- **Data for this exercise**
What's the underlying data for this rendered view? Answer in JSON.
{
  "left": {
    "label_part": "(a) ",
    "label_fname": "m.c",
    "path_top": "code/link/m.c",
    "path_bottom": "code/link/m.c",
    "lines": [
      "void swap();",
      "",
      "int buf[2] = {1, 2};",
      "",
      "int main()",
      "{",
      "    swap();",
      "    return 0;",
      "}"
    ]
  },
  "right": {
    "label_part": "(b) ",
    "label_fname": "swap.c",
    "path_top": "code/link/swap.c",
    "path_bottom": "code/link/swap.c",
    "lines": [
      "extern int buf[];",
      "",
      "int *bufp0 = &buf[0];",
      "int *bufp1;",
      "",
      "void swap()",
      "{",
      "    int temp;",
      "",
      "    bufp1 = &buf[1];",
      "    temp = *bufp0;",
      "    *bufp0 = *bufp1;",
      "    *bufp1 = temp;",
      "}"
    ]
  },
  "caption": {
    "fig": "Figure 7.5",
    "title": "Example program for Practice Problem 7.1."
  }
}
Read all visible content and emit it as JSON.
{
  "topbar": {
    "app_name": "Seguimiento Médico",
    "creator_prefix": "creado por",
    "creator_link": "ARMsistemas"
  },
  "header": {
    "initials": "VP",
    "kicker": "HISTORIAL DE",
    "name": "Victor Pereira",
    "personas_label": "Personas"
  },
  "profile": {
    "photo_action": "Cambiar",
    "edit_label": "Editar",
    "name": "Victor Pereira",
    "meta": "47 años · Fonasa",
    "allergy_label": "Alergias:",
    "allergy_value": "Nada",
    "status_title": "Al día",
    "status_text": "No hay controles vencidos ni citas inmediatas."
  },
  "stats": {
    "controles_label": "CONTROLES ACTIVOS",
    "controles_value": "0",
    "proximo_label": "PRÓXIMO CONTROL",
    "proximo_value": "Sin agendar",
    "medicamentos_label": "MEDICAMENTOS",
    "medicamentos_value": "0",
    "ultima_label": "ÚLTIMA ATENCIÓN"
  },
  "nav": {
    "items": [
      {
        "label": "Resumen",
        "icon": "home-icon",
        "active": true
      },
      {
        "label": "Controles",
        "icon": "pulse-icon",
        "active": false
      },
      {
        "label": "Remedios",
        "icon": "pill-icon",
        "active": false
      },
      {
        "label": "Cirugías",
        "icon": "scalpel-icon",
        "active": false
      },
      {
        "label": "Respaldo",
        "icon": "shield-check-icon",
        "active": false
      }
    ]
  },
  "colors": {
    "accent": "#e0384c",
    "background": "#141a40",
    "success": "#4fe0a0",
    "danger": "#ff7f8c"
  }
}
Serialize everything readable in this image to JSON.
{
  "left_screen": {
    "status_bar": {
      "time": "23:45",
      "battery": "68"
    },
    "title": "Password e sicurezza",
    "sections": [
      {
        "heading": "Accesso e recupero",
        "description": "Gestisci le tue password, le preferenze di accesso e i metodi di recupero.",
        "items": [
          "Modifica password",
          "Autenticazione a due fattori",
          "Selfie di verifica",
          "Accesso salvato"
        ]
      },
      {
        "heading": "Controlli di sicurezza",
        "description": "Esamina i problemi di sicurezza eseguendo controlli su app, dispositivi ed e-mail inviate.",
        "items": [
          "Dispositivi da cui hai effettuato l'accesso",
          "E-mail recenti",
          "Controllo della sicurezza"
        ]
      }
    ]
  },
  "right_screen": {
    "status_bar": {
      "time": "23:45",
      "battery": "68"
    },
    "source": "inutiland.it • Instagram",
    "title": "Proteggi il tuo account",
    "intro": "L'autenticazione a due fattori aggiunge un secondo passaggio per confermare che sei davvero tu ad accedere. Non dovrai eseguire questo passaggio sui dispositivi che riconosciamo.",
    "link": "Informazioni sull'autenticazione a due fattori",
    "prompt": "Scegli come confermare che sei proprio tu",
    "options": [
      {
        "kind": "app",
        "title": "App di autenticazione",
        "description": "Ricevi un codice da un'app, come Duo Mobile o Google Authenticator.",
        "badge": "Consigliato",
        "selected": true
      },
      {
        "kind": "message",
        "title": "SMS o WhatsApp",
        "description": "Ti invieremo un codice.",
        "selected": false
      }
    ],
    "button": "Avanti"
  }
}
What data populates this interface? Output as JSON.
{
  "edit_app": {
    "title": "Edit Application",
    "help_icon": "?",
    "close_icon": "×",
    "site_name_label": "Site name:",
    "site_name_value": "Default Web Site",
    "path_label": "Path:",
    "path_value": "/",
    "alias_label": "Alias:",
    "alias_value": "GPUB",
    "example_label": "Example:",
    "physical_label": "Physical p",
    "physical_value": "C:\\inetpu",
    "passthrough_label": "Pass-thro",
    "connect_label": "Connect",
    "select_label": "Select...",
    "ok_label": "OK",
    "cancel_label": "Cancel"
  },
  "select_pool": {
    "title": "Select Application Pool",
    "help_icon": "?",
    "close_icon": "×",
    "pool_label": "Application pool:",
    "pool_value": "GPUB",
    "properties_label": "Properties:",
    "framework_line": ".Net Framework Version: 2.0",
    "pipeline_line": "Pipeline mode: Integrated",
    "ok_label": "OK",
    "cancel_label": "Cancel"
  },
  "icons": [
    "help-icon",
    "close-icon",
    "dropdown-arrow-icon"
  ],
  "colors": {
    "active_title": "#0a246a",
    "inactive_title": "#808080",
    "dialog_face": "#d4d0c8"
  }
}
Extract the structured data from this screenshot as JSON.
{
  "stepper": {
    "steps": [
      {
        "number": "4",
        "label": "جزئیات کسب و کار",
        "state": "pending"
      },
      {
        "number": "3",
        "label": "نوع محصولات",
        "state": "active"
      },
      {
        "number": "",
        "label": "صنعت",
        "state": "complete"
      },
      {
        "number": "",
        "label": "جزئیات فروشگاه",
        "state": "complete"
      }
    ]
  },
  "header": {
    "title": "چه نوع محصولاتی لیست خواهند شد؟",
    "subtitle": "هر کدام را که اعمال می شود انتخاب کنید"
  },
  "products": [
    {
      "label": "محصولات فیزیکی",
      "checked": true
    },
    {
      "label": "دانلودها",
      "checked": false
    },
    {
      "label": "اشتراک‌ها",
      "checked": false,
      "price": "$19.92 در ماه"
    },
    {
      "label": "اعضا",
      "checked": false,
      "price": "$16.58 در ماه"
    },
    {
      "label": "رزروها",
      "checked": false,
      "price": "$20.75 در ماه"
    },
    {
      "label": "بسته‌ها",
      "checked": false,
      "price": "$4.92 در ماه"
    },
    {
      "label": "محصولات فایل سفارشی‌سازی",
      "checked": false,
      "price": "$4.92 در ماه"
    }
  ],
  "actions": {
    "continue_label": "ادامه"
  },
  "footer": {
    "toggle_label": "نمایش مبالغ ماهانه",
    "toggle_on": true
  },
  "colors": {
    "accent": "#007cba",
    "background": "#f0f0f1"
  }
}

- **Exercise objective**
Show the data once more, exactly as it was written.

- **Answer area**
What's the underlying data for this rendered view? Answer in JSON.
{
  "left": {
    "label_part": "(a) ",
    "label_fname": "m.c",
    "path_top": "code/link/m.c",
    "path_bottom": "code/link/m.c",
    "lines": [
      "void swap();",
      "",
      "int buf[2] = {1, 2};",
      "",
      "int main()",
      "{",
      "    swap();",
      "    return 0;",
      "}"
    ]
  },
  "right": {
    "label_part": "(b) ",
    "label_fname": "swap.c",
    "path_top": "code/link/swap.c",
    "path_bottom": "code/link/swap.c",
    "lines": [
      "extern int buf[];",
      "",
      "int *bufp0 = &buf[0];",
      "int *bufp1;",
      "",
      "void swap()",
      "{",
      "    int temp;",
      "",
      "    bufp1 = &buf[1];",
      "    temp = *bufp0;",
      "    *bufp0 = *bufp1;",
      "    *bufp1 = temp;",
      "}"
    ]
  },
  "caption": {
    "fig": "Figure 7.5",
    "title": "Example program for Practice Problem 7.1."
  }
}
Read all visible content and emit it as JSON.
{
  "topbar": {
    "app_name": "Seguimiento Médico",
    "creator_prefix": "creado por",
    "creator_link": "ARMsistemas"
  },
  "header": {
    "initials": "VP",
    "kicker": "HISTORIAL DE",
    "name": "Victor Pereira",
    "personas_label": "Personas"
  },
  "profile": {
    "photo_action": "Cambiar",
    "edit_label": "Editar",
    "name": "Victor Pereira",
    "meta": "47 años · Fonasa",
    "allergy_label": "Alergias:",
    "allergy_value": "Nada",
    "status_title": "Al día",
    "status_text": "No hay controles vencidos ni citas inmediatas."
  },
  "stats": {
    "controles_label": "CONTROLES ACTIVOS",
    "controles_value": "0",
    "proximo_label": "PRÓXIMO CONTROL",
    "proximo_value": "Sin agendar",
    "medicamentos_label": "MEDICAMENTOS",
    "medicamentos_value": "0",
    "ultima_label": "ÚLTIMA ATENCIÓN"
  },
  "nav": {
    "items": [
      {
        "label": "Resumen",
        "icon": "home-icon",
        "active": true
      },
      {
        "label": "Controles",
        "icon": "pulse-icon",
        "active": false
      },
      {
        "label": "Remedios",
        "icon": "pill-icon",
        "active": false
      },
      {
        "label": "Cirugías",
        "icon": "scalpel-icon",
        "active": false
      },
      {
        "label": "Respaldo",
        "icon": "shield-check-icon",
        "active": false
      }
    ]
  },
  "colors": {
    "accent": "#e0384c",
    "background": "#141a40",
    "success": "#4fe0a0",
    "danger": "#ff7f8c"
  }
}
Serialize everything readable in this image to JSON.
{
  "left_screen": {
    "status_bar": {
      "time": "23:45",
      "battery": "68"
    },
    "title": "Password e sicurezza",
    "sections": [
      {
        "heading": "Accesso e recupero",
        "description": "Gestisci le tue password, le preferenze di accesso e i metodi di recupero.",
        "items": [
          "Modifica password",
          "Autenticazione a due fattori",
          "Selfie di verifica",
          "Accesso salvato"
        ]
      },
      {
        "heading": "Controlli di sicurezza",
        "description": "Esamina i problemi di sicurezza eseguendo controlli su app, dispositivi ed e-mail inviate.",
        "items": [
          "Dispositivi da cui hai effettuato l'accesso",
          "E-mail recenti",
          "Controllo della sicurezza"
        ]
      }
    ]
  },
  "right_screen": {
    "status_bar": {
      "time": "23:45",
      "battery": "68"
    },
    "source": "inutiland.it • Instagram",
    "title": "Proteggi il tuo account",
    "intro": "L'autenticazione a due fattori aggiunge un secondo passaggio per confermare che sei davvero tu ad accedere. Non dovrai eseguire questo passaggio sui dispositivi che riconosciamo.",
    "link": "Informazioni sull'autenticazione a due fattori",
    "prompt": "Scegli come confermare che sei proprio tu",
    "options": [
      {
        "kind": "app",
        "title": "App di autenticazione",
        "description": "Ricevi un codice da un'app, come Duo Mobile o Google Authenticator.",
        "badge": "Consigliato",
        "selected": true
      },
      {
        "kind": "message",
        "title": "SMS o WhatsApp",
        "description": "Ti invieremo un codice.",
        "selected": false
      }
    ],
    "button": "Avanti"
  }
}
What data populates this interface? Output as JSON.
{
  "edit_app": {
    "title": "Edit Application",
    "help_icon": "?",
    "close_icon": "×",
    "site_name_label": "Site name:",
    "site_name_value": "Default Web Site",
    "path_label": "Path:",
    "path_value": "/",
    "alias_label": "Alias:",
    "alias_value": "GPUB",
    "example_label": "Example:",
    "physical_label": "Physical p",
    "physical_value": "C:\\inetpu",
    "passthrough_label": "Pass-thro",
    "connect_label": "Connect",
    "select_label": "Select...",
    "ok_label": "OK",
    "cancel_label": "Cancel"
  },
  "select_pool": {
    "title": "Select Application Pool",
    "help_icon": "?",
    "close_icon": "×",
    "pool_label": "Application pool:",
    "pool_value": "GPUB",
    "properties_label": "Properties:",
    "framework_line": ".Net Framework Version: 2.0",
    "pipeline_line": "Pipeline mode: Integrated",
    "ok_label": "OK",
    "cancel_label": "Cancel"
  },
  "icons": [
    "help-icon",
    "close-icon",
    "dropdown-arrow-icon"
  ],
  "colors": {
    "active_title": "#0a246a",
    "inactive_title": "#808080",
    "dialog_face": "#d4d0c8"
  }
}
Extract the structured data from this screenshot as JSON.
{
  "stepper": {
    "steps": [
      {
        "number": "4",
        "label": "جزئیات کسب و کار",
        "state": "pending"
      },
      {
        "number": "3",
        "label": "نوع محصولات",
        "state": "active"
      },
      {
        "number": "",
        "label": "صنعت",
        "state": "complete"
      },
      {
        "number": "",
        "label": "جزئیات فروشگاه",
        "state": "complete"
      }
    ]
  },
  "header": {
    "title": "چه نوع محصولاتی لیست خواهند شد؟",
    "subtitle": "هر کدام را که اعمال می شود انتخاب کنید"
  },
  "products": [
    {
      "label": "محصولات فیزیکی",
      "checked": true
    },
    {
      "label": "دانلودها",
      "checked": false
    },
    {
      "label": "اشتراک‌ها",
      "checked": false,
      "price": "$19.92 در ماه"
    },
    {
      "label": "اعضا",
      "checked": false,
      "price": "$16.58 در ماه"
    },
    {
      "label": "رزروها",
      "checked": false,
      "price": "$20.75 در ماه"
    },
    {
      "label": "بسته‌ها",
      "checked": false,
      "price": "$4.92 در ماه"
    },
    {
      "label": "محصولات فایل سفارشی‌سازی",
      "checked": false,
      "price": "$4.92 در ماه"
    }
  ],
  "actions": {
    "continue_label": "ادامه"
  },
  "footer": {
    "toggle_label": "نمایش مبالغ ماهانه",
    "toggle_on": true
  },
  "colors": {
    "accent": "#007cba",
    "background": "#f0f0f1"
  }
}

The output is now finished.